Depleted uranium rounds have well-documented health concerns for both soldiers and non-combatants. According to Doug Weir, Research and Policy Director of the Conflict and Environment Observatory, the DU rounds the U.K. is sending are old and should be considered radioactive waste. "In addition to the exposure risks for those coming into contact with DU contaminated scrap and materiel, which will require management as low level radioactive waste," he told Motherboard in an email. "Ukraine needs to be aware that the UK's aging CHARM3 120mm ammunition reached the end of its service life in 2015."

Weir said that DU rounds aren’t as radioactive as enriched uranium, but are still toxic. “UK DU (which originated from the U.S.) is also contaminated with other radioactive elements, increasing its radioactivity, although Russian DU is believed to be even dirtier,” he said.

The U.K. once tested its DU rounds in Scotland but stopped after community outcry. “Back in the ‘70s when the U.S. first stationed DU ammo in the UK it had a big PR campaign explaining that it was not more toxic than lead,” Weird said. “They don't use that line any more because it turns out that lead is really toxic.”


The U.S. and NATO allies used DU rounds during the Gulf War, the intervention in Bosnia, the invasion of Iraq in 2003, and in airstrikes against Syria in 2015. The most famous and well reported of these is the use of the rounds in civilian areas of Fallujah, Iraq. Local and international organizations have studied the effects of DU on civilian populations in Iraq and Bosnia. 

Some groups have concluded that there’s a direct link between DU and a subsequent rise in birth defects and health problems, but  but the results have also been described as inconclusive. World Health Organization studies have routinely found no link between the use of DU and ill health effects, but scientists—including those writing in the Lancet—have said the studies were poorly designed. Some have even accused the WHO of covering up evidence of the health effects.

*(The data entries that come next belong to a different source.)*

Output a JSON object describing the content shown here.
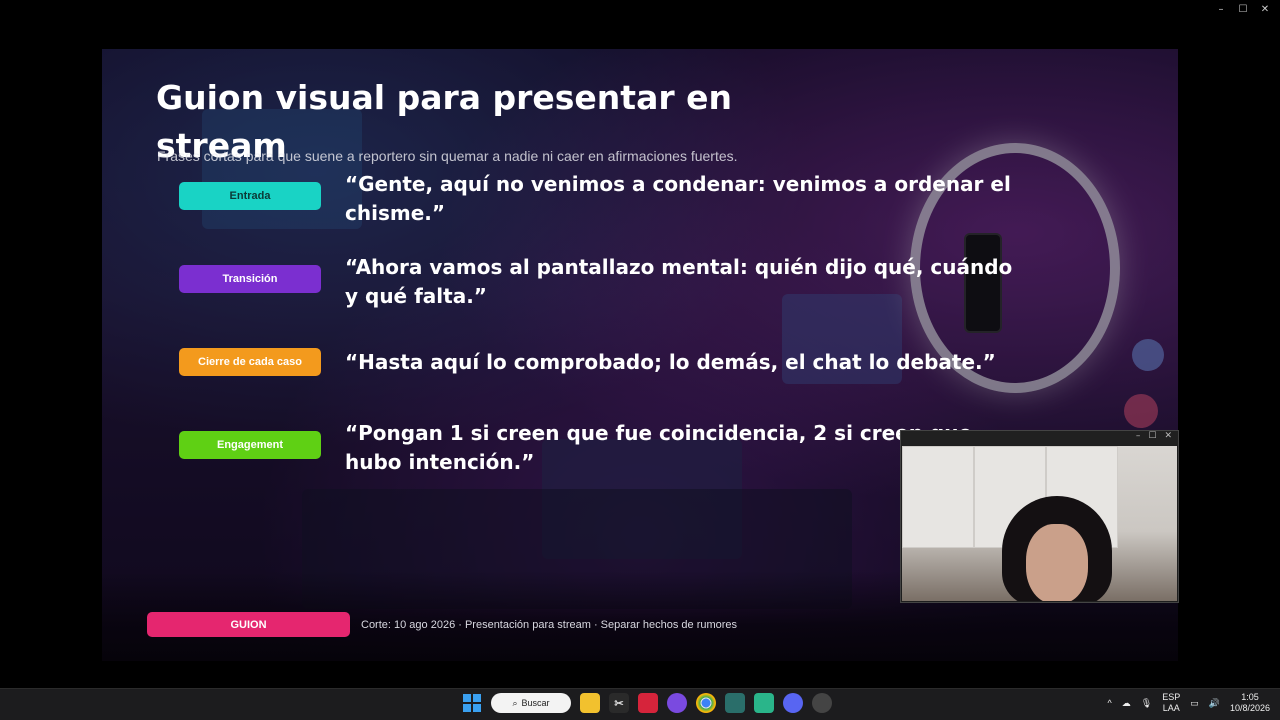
{
  "window": {
    "minimize": "–",
    "maximize": "☐",
    "close": "✕"
  },
  "slide": {
    "title": "Guion visual para presentar en stream",
    "subtitle": "Frases cortas para que suene a reportero sin quemar a nadie ni caer en afirmaciones fuertes.",
    "rows": [
      {
        "label": "Entrada",
        "color": "#19d3c5",
        "text_color": "#0b3a36",
        "quote": "“Gente, aquí no venimos a condenar: venimos a ordenar el chisme.”"
      },
      {
        "label": "Transición",
        "color": "#7b2fd0",
        "text_color": "#ffffff",
        "quote": "“Ahora vamos al pantallazo mental: quién dijo qué, cuándo y qué falta.”"
      },
      {
        "label": "Cierre de cada caso",
        "color": "#f39a1d",
        "text_color": "#ffffff",
        "quote": "“Hasta aquí lo comprobado; lo demás, el chat lo debate.”"
      },
      {
        "label": "Engagement",
        "color": "#5fd014",
        "text_color": "#ffffff",
        "quote": "“Pongan 1 si creen que fue coincidencia, 2 si creen que hubo intención.”"
      }
    ],
    "footer": {
      "pill": "GUION",
      "pill_color": "#e5266f",
      "text": "Corte: 10 ago 2026 · Presentación para stream · Separar hechos de rumores"
    }
  },
  "camera": {
    "minimize": "–",
    "maximize": "☐",
    "close": "✕"
  },
  "taskbar": {
    "search_label": "Buscar",
    "tray": {
      "language_top": "ESP",
      "language_bottom": "LAA",
      "time": "1:05",
      "date": "10/8/2026"
    }
  }
}
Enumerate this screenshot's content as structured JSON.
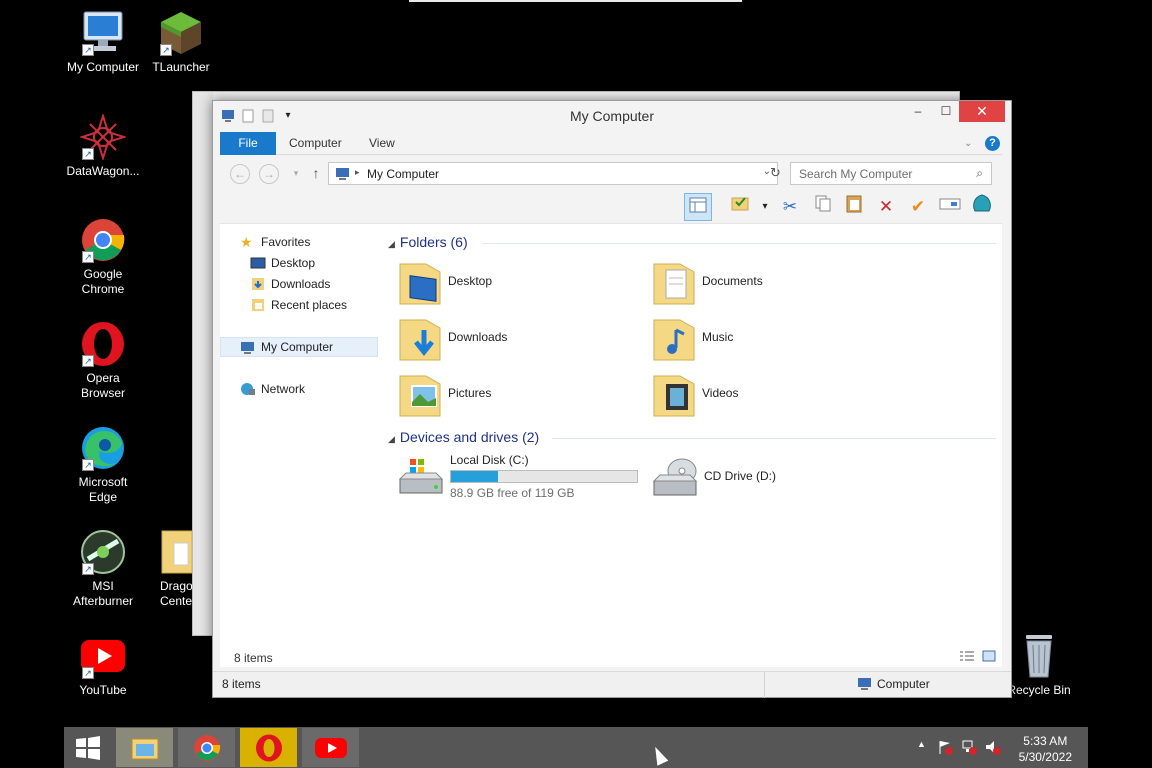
{
  "desktop": {
    "icons": [
      {
        "label": "My Computer",
        "icon": "monitor-icon"
      },
      {
        "label": "TLauncher",
        "icon": "grass-block-icon"
      },
      {
        "label": "DataWagon...",
        "icon": "datawagon-icon"
      },
      {
        "label": "Google Chrome",
        "icon": "chrome-icon"
      },
      {
        "label": "Opera Browser",
        "icon": "opera-icon"
      },
      {
        "label": "Microsoft Edge",
        "icon": "edge-icon"
      },
      {
        "label": "MSI Afterburner",
        "icon": "afterburner-icon"
      },
      {
        "label": "Drago Cente",
        "icon": "folder-icon"
      },
      {
        "label": "YouTube",
        "icon": "youtube-icon"
      },
      {
        "label": "Recycle Bin",
        "icon": "recycle-bin-icon"
      }
    ]
  },
  "window": {
    "title": "My Computer",
    "minimize": "–",
    "maximize": "☐",
    "close": "✕",
    "ribbon_tabs": [
      "File",
      "Computer",
      "View"
    ],
    "address": "My Computer",
    "search_placeholder": "Search My Computer",
    "nav": {
      "favorites": "Favorites",
      "desktop": "Desktop",
      "downloads": "Downloads",
      "recent": "Recent places",
      "my_computer": "My Computer",
      "network": "Network"
    },
    "folders_header": "Folders (6)",
    "folders": [
      {
        "name": "Desktop",
        "icon": "desktop-folder-icon"
      },
      {
        "name": "Documents",
        "icon": "documents-folder-icon"
      },
      {
        "name": "Downloads",
        "icon": "downloads-folder-icon"
      },
      {
        "name": "Music",
        "icon": "music-folder-icon"
      },
      {
        "name": "Pictures",
        "icon": "pictures-folder-icon"
      },
      {
        "name": "Videos",
        "icon": "videos-folder-icon"
      }
    ],
    "devices_header": "Devices and drives (2)",
    "drives": [
      {
        "name": "Local Disk (C:)",
        "free": "88.9 GB free of 119 GB",
        "used_fraction": 0.253
      },
      {
        "name": "CD Drive (D:)"
      }
    ],
    "item_count_inner": "8 items",
    "status_items": "8 items",
    "status_location": "Computer"
  },
  "taskbar": {
    "time": "5:33 AM",
    "date": "5/30/2022"
  },
  "colors": {
    "accent": "#1979ca",
    "close": "#e04343",
    "drive_fill": "#26a0da",
    "header_text": "#1e3287"
  }
}
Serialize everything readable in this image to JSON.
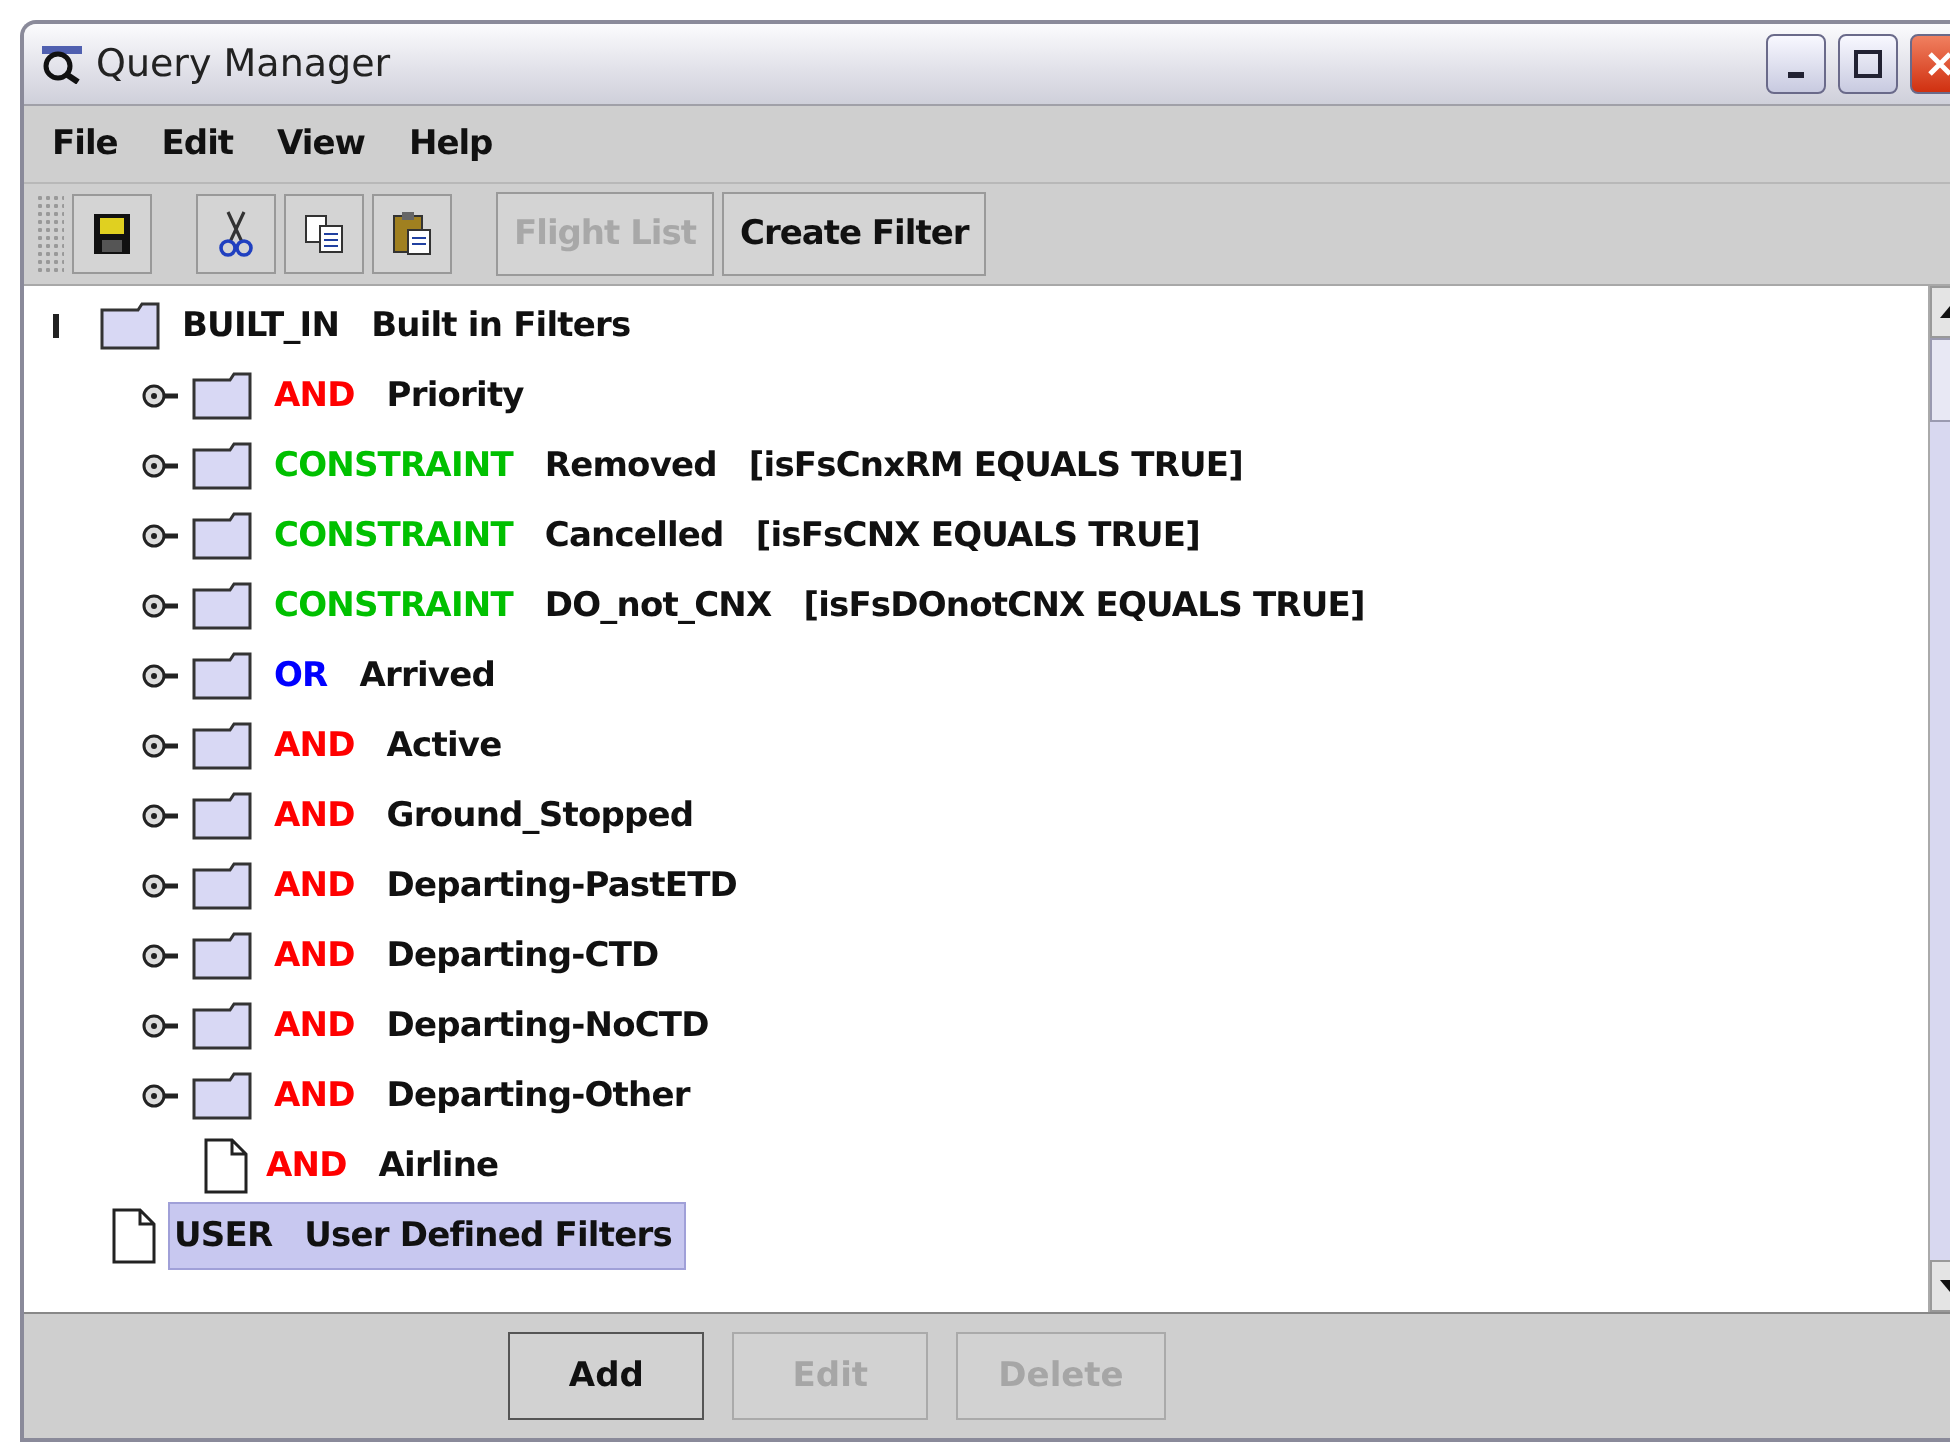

It’s not that’s not because depleted uranium causes no harm, but because there’s so much other toxic material in a warzone that it’s hard to isolate what, exactly, causes birth defects and other health issues. 


“The toxic remnants of war are pretty diverse, and certainly in Ukraine there are no shortage of pollution hazards,” Weir said. However, there’s no doubt that depleted uranium poses unique health risks.

“Uranium is more chemically toxic than many metals and then you have the added radioactivity issue. In the way that it is or is likely to be being used in Ukraine, large caliber tank ammo, the main problem will be contaminated scrap and exposure risks for people who have to deal with that,” he added. 

Weir said it’s also hard to study the precise effects of DU because it's both radioactive and toxic. “From a health perspective, if you're studying DU's genotoxicity (the way it can damage DNA) or mutagenicity it's actually really difficult to design experiments to isolate out its chemical toxicity from its radioactivity, both of which may combine to amplify harm,” he said.

Battlefields all over the world are rife with toxins, even near civilian locations. In Iraq, birth defects spike near U.S. military bases. There’s a lot of lead on the ground and the U.S. burned all its garbage in open air pits. People, both civilian and military personnel, who have lived and worked in these areas often have health problems.

According to Weir, DU gets a lot of attention because people have a strong negative reaction to the idea of firing radioactive munitions. “Historically it has received more attention than other toxics because most people's reaction to the idea that we fire uranium darts around—without any obligations to clear them up—is WTF? And because of that intrinsic and common sense WTF, militaries who use it have to work hard on the PR—‘DU is weakly radioactive,’ ‘there's no evidence of civilian harm,’ etc.”

“Well, it's actually really hard to study cancer outcomes in warzones.”